Retype all of the entries exactly as they appear.
Segment Start: Entries supplied
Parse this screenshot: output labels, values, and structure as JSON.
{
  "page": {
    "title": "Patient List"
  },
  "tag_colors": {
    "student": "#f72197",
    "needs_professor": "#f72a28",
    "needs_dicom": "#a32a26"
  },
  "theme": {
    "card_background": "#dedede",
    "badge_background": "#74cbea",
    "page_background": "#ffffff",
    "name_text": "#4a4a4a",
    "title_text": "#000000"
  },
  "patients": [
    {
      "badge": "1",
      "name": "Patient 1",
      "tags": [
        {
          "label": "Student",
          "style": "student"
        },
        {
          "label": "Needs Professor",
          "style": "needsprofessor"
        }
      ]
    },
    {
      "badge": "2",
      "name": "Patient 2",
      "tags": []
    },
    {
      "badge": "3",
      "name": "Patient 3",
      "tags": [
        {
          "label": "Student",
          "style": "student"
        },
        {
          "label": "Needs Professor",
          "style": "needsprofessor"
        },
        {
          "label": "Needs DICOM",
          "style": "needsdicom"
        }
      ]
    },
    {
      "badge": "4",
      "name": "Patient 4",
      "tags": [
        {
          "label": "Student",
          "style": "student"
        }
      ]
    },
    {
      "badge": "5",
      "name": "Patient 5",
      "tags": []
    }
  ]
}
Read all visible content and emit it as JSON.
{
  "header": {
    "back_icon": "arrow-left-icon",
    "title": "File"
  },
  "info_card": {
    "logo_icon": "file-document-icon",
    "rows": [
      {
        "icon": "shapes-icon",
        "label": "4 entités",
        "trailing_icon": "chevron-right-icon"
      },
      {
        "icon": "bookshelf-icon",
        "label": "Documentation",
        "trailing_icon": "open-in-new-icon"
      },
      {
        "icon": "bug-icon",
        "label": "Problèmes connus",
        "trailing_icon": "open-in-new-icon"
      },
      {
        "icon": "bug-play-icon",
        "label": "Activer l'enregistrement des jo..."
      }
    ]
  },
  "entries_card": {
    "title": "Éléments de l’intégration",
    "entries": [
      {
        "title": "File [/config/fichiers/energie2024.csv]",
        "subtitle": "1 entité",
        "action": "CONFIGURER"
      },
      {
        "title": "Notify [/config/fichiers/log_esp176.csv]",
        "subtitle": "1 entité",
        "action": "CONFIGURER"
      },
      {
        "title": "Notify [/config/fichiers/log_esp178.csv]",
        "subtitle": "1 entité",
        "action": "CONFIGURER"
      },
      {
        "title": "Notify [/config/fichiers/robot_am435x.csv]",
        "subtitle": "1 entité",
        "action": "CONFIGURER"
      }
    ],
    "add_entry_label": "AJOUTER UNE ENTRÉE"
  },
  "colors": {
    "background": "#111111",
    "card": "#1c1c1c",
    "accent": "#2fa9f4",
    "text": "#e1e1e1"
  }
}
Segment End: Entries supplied
- Response -
Parse this screenshot: output labels, values, and structure as JSON.
{
  "page": {
    "title": "Patient List"
  },
  "tag_colors": {
    "student": "#f72197",
    "needs_professor": "#f72a28",
    "needs_dicom": "#a32a26"
  },
  "theme": {
    "card_background": "#dedede",
    "badge_background": "#74cbea",
    "page_background": "#ffffff",
    "name_text": "#4a4a4a",
    "title_text": "#000000"
  },
  "patients": [
    {
      "badge": "1",
      "name": "Patient 1",
      "tags": [
        {
          "label": "Student",
          "style": "student"
        },
        {
          "label": "Needs Professor",
          "style": "needsprofessor"
        }
      ]
    },
    {
      "badge": "2",
      "name": "Patient 2",
      "tags": []
    },
    {
      "badge": "3",
      "name": "Patient 3",
      "tags": [
        {
          "label": "Student",
          "style": "student"
        },
        {
          "label": "Needs Professor",
          "style": "needsprofessor"
        },
        {
          "label": "Needs DICOM",
          "style": "needsdicom"
        }
      ]
    },
    {
      "badge": "4",
      "name": "Patient 4",
      "tags": [
        {
          "label": "Student",
          "style": "student"
        }
      ]
    },
    {
      "badge": "5",
      "name": "Patient 5",
      "tags": []
    }
  ]
}
Read all visible content and emit it as JSON.
{
  "header": {
    "back_icon": "arrow-left-icon",
    "title": "File"
  },
  "info_card": {
    "logo_icon": "file-document-icon",
    "rows": [
      {
        "icon": "shapes-icon",
        "label": "4 entités",
        "trailing_icon": "chevron-right-icon"
      },
      {
        "icon": "bookshelf-icon",
        "label": "Documentation",
        "trailing_icon": "open-in-new-icon"
      },
      {
        "icon": "bug-icon",
        "label": "Problèmes connus",
        "trailing_icon": "open-in-new-icon"
      },
      {
        "icon": "bug-play-icon",
        "label": "Activer l'enregistrement des jo..."
      }
    ]
  },
  "entries_card": {
    "title": "Éléments de l’intégration",
    "entries": [
      {
        "title": "File [/config/fichiers/energie2024.csv]",
        "subtitle": "1 entité",
        "action": "CONFIGURER"
      },
      {
        "title": "Notify [/config/fichiers/log_esp176.csv]",
        "subtitle": "1 entité",
        "action": "CONFIGURER"
      },
      {
        "title": "Notify [/config/fichiers/log_esp178.csv]",
        "subtitle": "1 entité",
        "action": "CONFIGURER"
      },
      {
        "title": "Notify [/config/fichiers/robot_am435x.csv]",
        "subtitle": "1 entité",
        "action": "CONFIGURER"
      }
    ],
    "add_entry_label": "AJOUTER UNE ENTRÉE"
  },
  "colors": {
    "background": "#111111",
    "card": "#1c1c1c",
    "accent": "#2fa9f4",
    "text": "#e1e1e1"
  }
}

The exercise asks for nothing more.